3.7.45
INFECTION OF CACAO (THEOBROMA CACAO) CALLUS TISSUE WITH MONILIOPHTHORA RORERI AND CRINIPELLIS PERNICIOSA

JL HARVEY and HC EVANS

CABI Bioscience, Silwood Park, Ascot, Berks. SL5 7TA, UK

Background and objectives
Cacao (Theobroma cacao L.) is the source of cacao powder and butter and a major economic crop for many tropical countries. The crop can be seriously constrained by pests, causing severe losses to the harvest and hence to income. Two of the major disease problems in South America are frosty pod rot caused by Moniliophthora roreri Evans et al and witches' broom caused by Crinipellis perniciosa (Stahel) Singer. As the world's consumption of cacao products increases control of these diseases becomes more imperative, and development of a biological control strategy for their management would be advantageous, particularly in view of increasing concern about pesticide residues in cacao beans [1].

Screening of microbial biological control agents on whole diseased plants is potentially a complex and time consuming exercise. A long period is required for pod development, and the size and number of plants necessary makes it impractical in non-cacao growing countries. Plate screening can give results which may not be relevant to whole plants or indeed to the field situation. This is especially true for C. perniciosa where the in vitro mycelium represents the saprophytic and not the invasive parasitic phase of the life cycle [2]. Undifferentiated cacao callus has been used previously to confirm the dual mycelium theory for C. perniciosa [2], and recent advances in tissue culture techniques offered the opportunity to study the development of both C. perniciosa and M. roreri on differentiated cacao tissues in an in vitro system.

Materials and methods
Callus and embryos were produced according to the somatic embryogenesis method (M. Guiltinan, The Pennsylvania State University, USA. pers. comm.). Spores of M. roreri were inoculated onto the callus or the embryo using a fine needle. Spores were inoculated onto plates without callus as a control. All plates were sealed and kept in the dark for the remainder of the test.

Results and conclusions
In several examples, the conidia of M. roreri germinated and the resultant mycelium overgrew the callus in a dikaryotic state and spread onto the media. However, growth and sporulation of the fungus were significantly enhanced compared to that on the control plates. In addition, the morphology of fungal growth appeared to be related to the cacao type from which the callus was developed. In other samples, the fungus grew much more slowly and the mycelial colonisation was internal rather than external. This is considered to represent the monokaryotic parasitic phase [2]. Inoculation with basidiospores of C. perniciosa led to similar results. These results could lead to the possibility of developing a rapid screen for testing resistance of cacao germplasm collections.

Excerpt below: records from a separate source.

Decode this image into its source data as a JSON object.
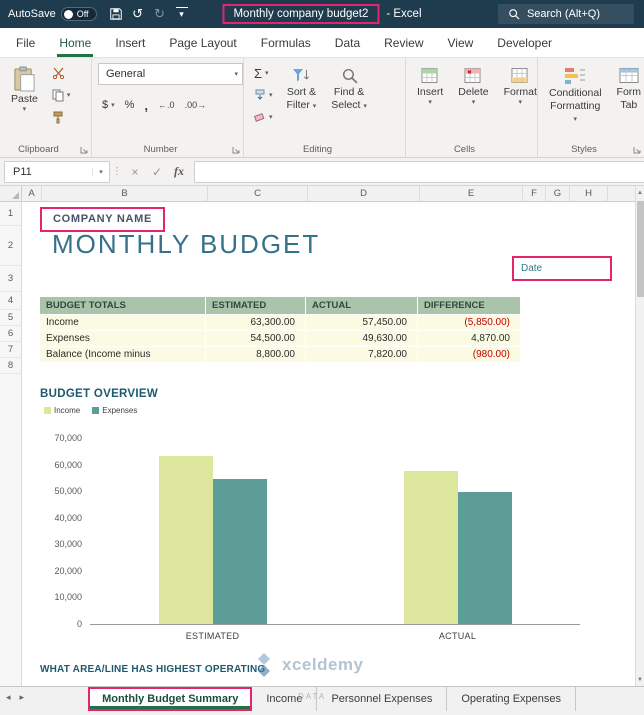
{
  "colors": {
    "titlebar": "#1f3b4e",
    "annotation": "#e3256d",
    "table_header_bg": "#a9c4ab",
    "table_row_bg": "#fbfae3",
    "negative_text": "#c00000",
    "accent_teal": "#35718a",
    "active_tab_underline": "#217346"
  },
  "title_bar": {
    "autosave_label": "AutoSave",
    "autosave_state": "Off",
    "doc_title": "Monthly company budget2",
    "app_suffix": "- Excel",
    "search_text": "Search (Alt+Q)"
  },
  "menu_tabs": [
    "File",
    "Home",
    "Insert",
    "Page Layout",
    "Formulas",
    "Data",
    "Review",
    "View",
    "Developer"
  ],
  "active_menu_tab": "Home",
  "ribbon": {
    "clipboard": {
      "group_label": "Clipboard",
      "paste_label": "Paste"
    },
    "number": {
      "group_label": "Number",
      "format_value": "General",
      "currency": "$",
      "percent": "%",
      "comma": ","
    },
    "editing": {
      "group_label": "Editing",
      "sort_filter_line1": "Sort &",
      "sort_filter_line2": "Filter",
      "find_select_line1": "Find &",
      "find_select_line2": "Select"
    },
    "cells": {
      "group_label": "Cells",
      "insert_label": "Insert",
      "delete_label": "Delete",
      "format_label": "Format"
    },
    "styles": {
      "group_label": "Styles",
      "conditional_line1": "Conditional",
      "conditional_line2": "Formatting",
      "format_table_line1": "Form",
      "format_table_line2": "Tab"
    }
  },
  "formula_bar": {
    "name_box": "P11",
    "fx": "fx",
    "formula_value": ""
  },
  "grid": {
    "columns": [
      "A",
      "B",
      "C",
      "D",
      "E",
      "F",
      "G",
      "H"
    ],
    "row_numbers": [
      "1",
      "2",
      "3",
      "4",
      "5",
      "6",
      "7",
      "8"
    ]
  },
  "sheet": {
    "company_name": "COMPANY NAME",
    "main_title": "MONTHLY BUDGET",
    "date_label": "Date",
    "table": {
      "headers": [
        "BUDGET TOTALS",
        "ESTIMATED",
        "ACTUAL",
        "DIFFERENCE"
      ],
      "rows": [
        {
          "label": "Income",
          "estimated": "63,300.00",
          "actual": "57,450.00",
          "difference": "(5,850.00)",
          "diff_negative": true
        },
        {
          "label": "Expenses",
          "estimated": "54,500.00",
          "actual": "49,630.00",
          "difference": "4,870.00",
          "diff_negative": false
        },
        {
          "label": "Balance (Income minus",
          "estimated": "8,800.00",
          "actual": "7,820.00",
          "difference": "(980.00)",
          "diff_negative": true
        }
      ]
    },
    "overview_title": "BUDGET OVERVIEW",
    "bottom_text": "WHAT AREA/LINE HAS HIGHEST OPERATING",
    "watermark_text": "xceldemy",
    "watermark_sub": "DATA"
  },
  "chart_data": {
    "type": "bar",
    "title": "BUDGET OVERVIEW",
    "categories": [
      "ESTIMATED",
      "ACTUAL"
    ],
    "series": [
      {
        "name": "Income",
        "values": [
          63300,
          57450
        ],
        "color": "#dce79d"
      },
      {
        "name": "Expenses",
        "values": [
          54500,
          49630
        ],
        "color": "#5d9d98"
      }
    ],
    "ylim": [
      0,
      70000
    ],
    "ytick_labels": [
      "70,000",
      "60,000",
      "50,000",
      "40,000",
      "30,000",
      "20,000",
      "10,000",
      "0"
    ],
    "legend_position": "top-left",
    "grid": false
  },
  "sheet_tabs": {
    "tabs": [
      "Monthly Budget Summary",
      "Income",
      "Personnel Expenses",
      "Operating Expenses"
    ],
    "active": "Monthly Budget Summary"
  },
  "icons": {
    "dropdown": "▾",
    "undo": "↺",
    "redo": "↻",
    "sigma": "Σ",
    "increase_decimal": "←.0",
    "decrease_decimal": ".00→",
    "close": "×",
    "check": "✓",
    "divider_dots": "⋮",
    "nav_left": "◂",
    "nav_right": "▸",
    "scroll_up": "▲",
    "scroll_down": "▼"
  }
}
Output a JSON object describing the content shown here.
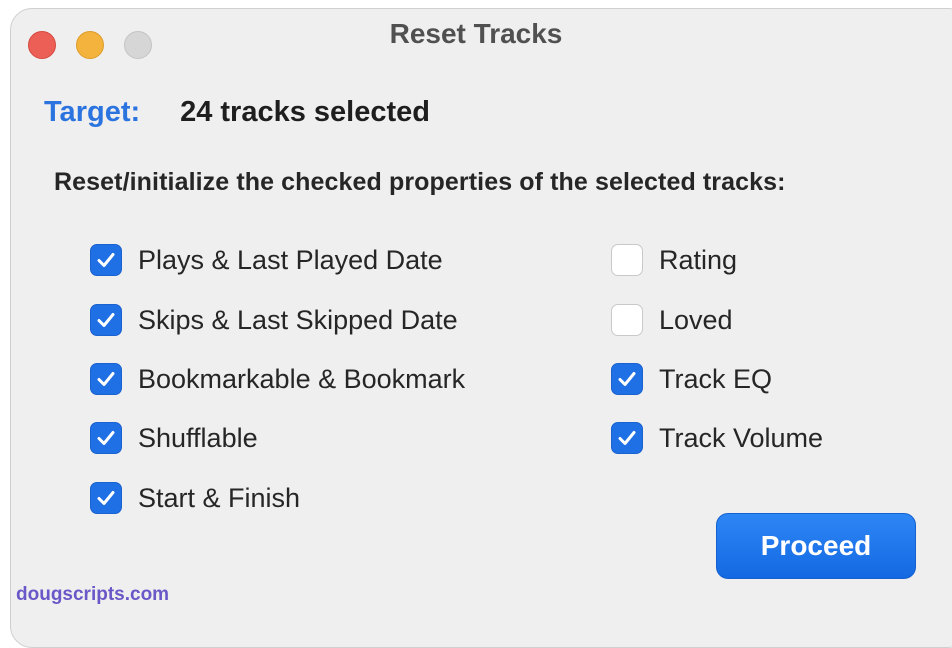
{
  "window": {
    "title": "Reset Tracks"
  },
  "target": {
    "label": "Target:",
    "value": "24 tracks selected"
  },
  "instruction": "Reset/initialize the checked properties of the selected tracks:",
  "options_left": [
    {
      "label": "Plays & Last Played Date",
      "checked": true
    },
    {
      "label": "Skips & Last Skipped Date",
      "checked": true
    },
    {
      "label": "Bookmarkable & Bookmark",
      "checked": true
    },
    {
      "label": "Shufflable",
      "checked": true
    },
    {
      "label": "Start & Finish",
      "checked": true
    }
  ],
  "options_right": [
    {
      "label": "Rating",
      "checked": false
    },
    {
      "label": "Loved",
      "checked": false
    },
    {
      "label": "Track EQ",
      "checked": true
    },
    {
      "label": "Track Volume",
      "checked": true
    }
  ],
  "proceed_button": "Proceed",
  "footer_link": "dougscripts.com",
  "colors": {
    "accent": "#1f6fe5",
    "target_label": "#2b74e0",
    "link": "#6a57c8"
  }
}
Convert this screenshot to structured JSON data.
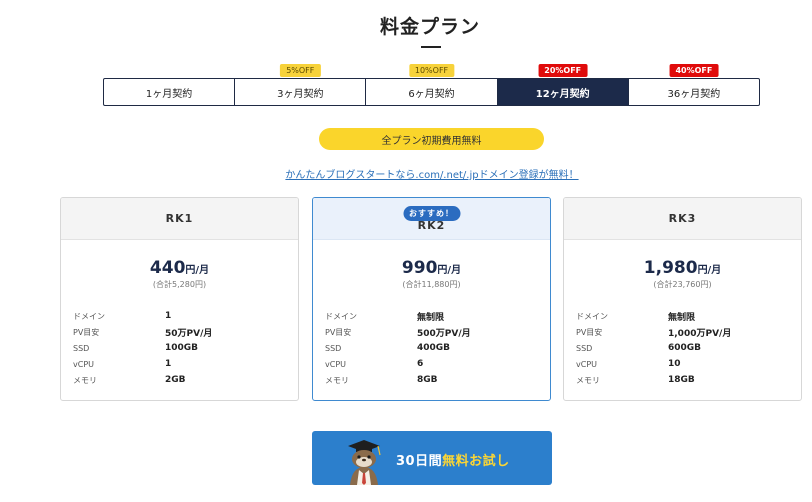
{
  "page": {
    "title": "料金プラン"
  },
  "tabs": [
    {
      "label": "1ヶ月契約",
      "badge": "",
      "badge_color": ""
    },
    {
      "label": "3ヶ月契約",
      "badge": "5%OFF",
      "badge_color": "yellow"
    },
    {
      "label": "6ヶ月契約",
      "badge": "10%OFF",
      "badge_color": "yellow"
    },
    {
      "label": "12ヶ月契約",
      "badge": "20%OFF",
      "badge_color": "red",
      "active": true
    },
    {
      "label": "36ヶ月契約",
      "badge": "40%OFF",
      "badge_color": "red"
    }
  ],
  "promo": {
    "free_pill": "全プラン初期費用無料",
    "domain_link": "かんたんブログスタートなら.com/.net/.jpドメイン登録が無料！"
  },
  "plans": [
    {
      "name": "RK1",
      "recommend": "",
      "price": "440",
      "unit": "円/月",
      "total": "(合計5,280円)",
      "specs": [
        {
          "key": "ドメイン",
          "value": "1"
        },
        {
          "key": "PV目安",
          "value": "50万PV/月"
        },
        {
          "key": "SSD",
          "value": "100GB"
        },
        {
          "key": "vCPU",
          "value": "1"
        },
        {
          "key": "メモリ",
          "value": "2GB"
        }
      ]
    },
    {
      "name": "RK2",
      "recommend": "おすすめ！",
      "price": "990",
      "unit": "円/月",
      "total": "(合計11,880円)",
      "specs": [
        {
          "key": "ドメイン",
          "value": "無制限"
        },
        {
          "key": "PV目安",
          "value": "500万PV/月"
        },
        {
          "key": "SSD",
          "value": "400GB"
        },
        {
          "key": "vCPU",
          "value": "6"
        },
        {
          "key": "メモリ",
          "value": "8GB"
        }
      ]
    },
    {
      "name": "RK3",
      "recommend": "",
      "price": "1,980",
      "unit": "円/月",
      "total": "(合計23,760円)",
      "specs": [
        {
          "key": "ドメイン",
          "value": "無制限"
        },
        {
          "key": "PV目安",
          "value": "1,000万PV/月"
        },
        {
          "key": "SSD",
          "value": "600GB"
        },
        {
          "key": "vCPU",
          "value": "10"
        },
        {
          "key": "メモリ",
          "value": "18GB"
        }
      ]
    }
  ],
  "cta": {
    "label_prefix": "30日間",
    "label_highlight": "無料お試し",
    "mascot_icon": "otter-mascot-icon"
  },
  "colors": {
    "navy": "#1c2a4a",
    "yellow": "#fad52b",
    "red": "#e00b0b",
    "blue": "#2c7fcc"
  }
}
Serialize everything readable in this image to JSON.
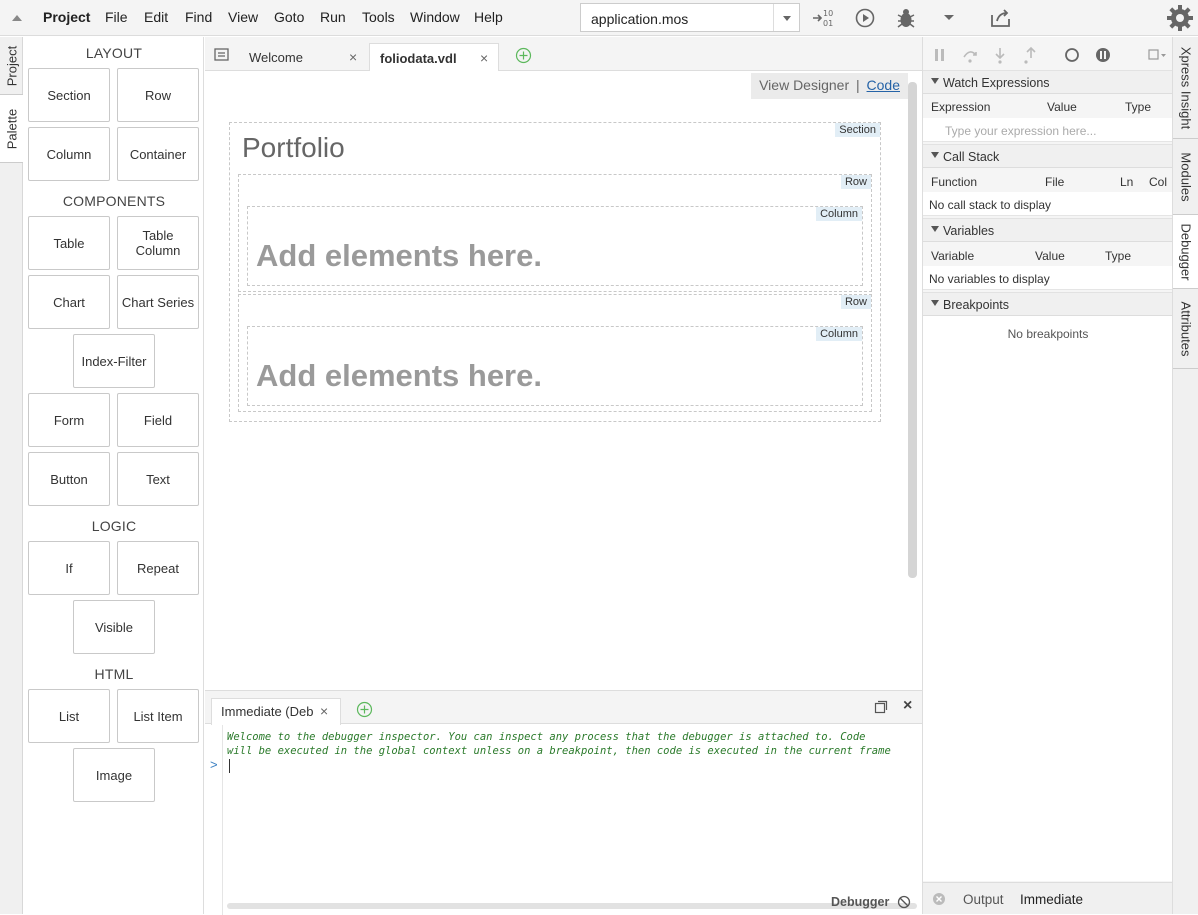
{
  "menu": {
    "project": "Project",
    "items": [
      "File",
      "Edit",
      "Find",
      "View",
      "Goto",
      "Run",
      "Tools",
      "Window",
      "Help"
    ]
  },
  "toolbar": {
    "file_select": "application.mos",
    "icons": [
      "step-into-icon",
      "run-icon",
      "debug-icon",
      "chevron-down-icon",
      "export-icon",
      "gear-icon"
    ]
  },
  "left_tabs": {
    "project": "Project",
    "palette": "Palette"
  },
  "palette": {
    "layout_title": "LAYOUT",
    "components_title": "COMPONENTS",
    "logic_title": "LOGIC",
    "html_title": "HTML",
    "section": "Section",
    "row": "Row",
    "column": "Column",
    "container": "Container",
    "table": "Table",
    "table_column": "Table Column",
    "chart": "Chart",
    "chart_series": "Chart Series",
    "index_filter": "Index-Filter",
    "form": "Form",
    "field": "Field",
    "button": "Button",
    "text": "Text",
    "if": "If",
    "repeat": "Repeat",
    "visible": "Visible",
    "list": "List",
    "list_item": "List Item",
    "image": "Image"
  },
  "editor": {
    "tab_welcome": "Welcome",
    "tab_active": "foliodata.vdl",
    "view_designer": "View Designer",
    "separator": "|",
    "code": "Code",
    "section_tag": "Section",
    "title": "Portfolio",
    "row_tag": "Row",
    "column_tag": "Column",
    "placeholder": "Add elements here."
  },
  "immediate": {
    "tab_label": "Immediate (Deb",
    "line1": "Welcome to the debugger inspector. You can inspect any process that the debugger is attached to. Code",
    "line2": "will be executed in the global context unless on a breakpoint, then code is executed in the current frame",
    "prompt": ">",
    "debugger_label": "Debugger"
  },
  "debug_panel": {
    "watch_title": "Watch Expressions",
    "watch_cols": [
      "Expression",
      "Value",
      "Type"
    ],
    "watch_placeholder": "Type your expression here...",
    "callstack_title": "Call Stack",
    "callstack_cols": [
      "Function",
      "File",
      "Ln",
      "Col"
    ],
    "callstack_empty": "No call stack to display",
    "variables_title": "Variables",
    "variables_cols": [
      "Variable",
      "Value",
      "Type"
    ],
    "variables_empty": "No variables to display",
    "breakpoints_title": "Breakpoints",
    "breakpoints_empty": "No breakpoints",
    "bottom_tabs": [
      "Output",
      "Immediate"
    ]
  },
  "right_tabs": [
    "Xpress Insight",
    "Modules",
    "Debugger",
    "Attributes"
  ],
  "colors": {
    "accent_green": "#5cb85c",
    "link": "#2563a7",
    "tag_bg": "#e2eef6"
  }
}
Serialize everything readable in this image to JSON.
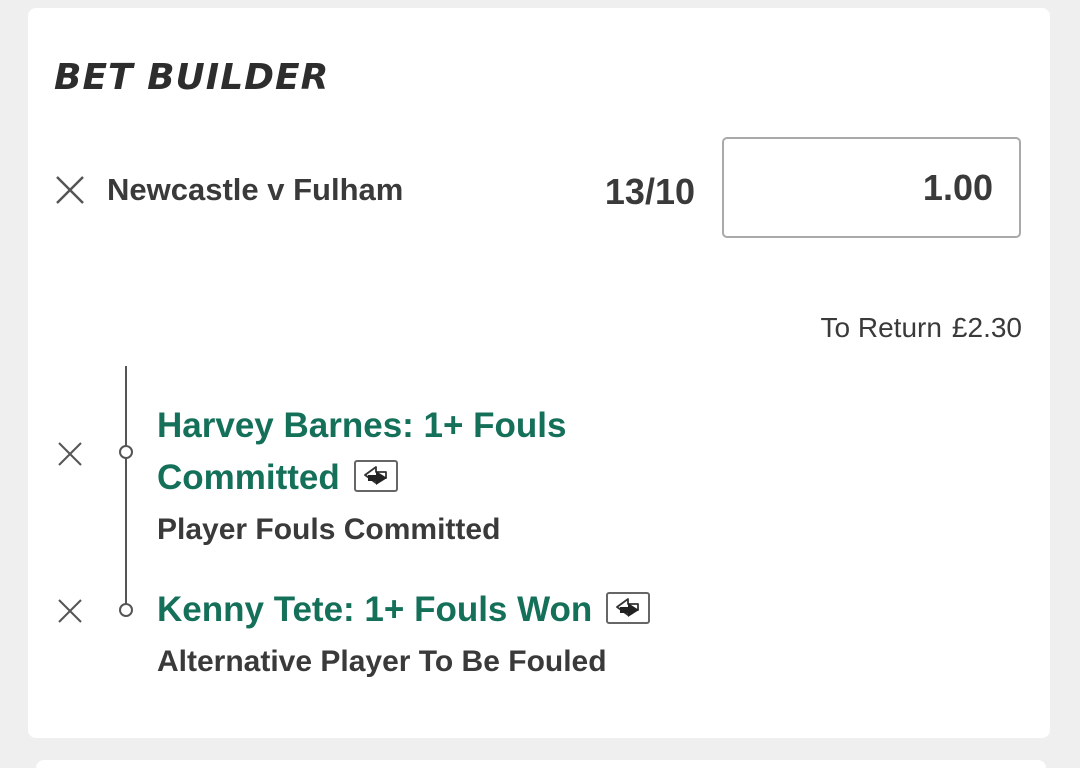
{
  "bet_builder": {
    "title": "BET BUILDER",
    "event_name": "Newcastle v Fulham",
    "odds": "13/10",
    "stake_value": "1.00",
    "to_return_label": "To Return",
    "to_return_value": "£2.30",
    "selections": [
      {
        "title_line1": "Harvey Barnes: 1+ Fouls",
        "title_line2": "Committed",
        "market": "Player Fouls Committed",
        "icon": "swap-icon"
      },
      {
        "title_line1": "Kenny Tete: 1+ Fouls Won",
        "market": "Alternative Player To Be Fouled",
        "icon": "swap-icon"
      }
    ]
  },
  "colors": {
    "selection_green": "#15705a",
    "text_dark": "#3a3a3a",
    "page_background": "#efefef",
    "card_background": "#ffffff"
  }
}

References
1. Woods GAR, Lass RA, 1985. Cocoa. Longman Scientific and Technical.
2. Evans HC, 1980. Transactions of the British Mycological Society 74(3), 515-523.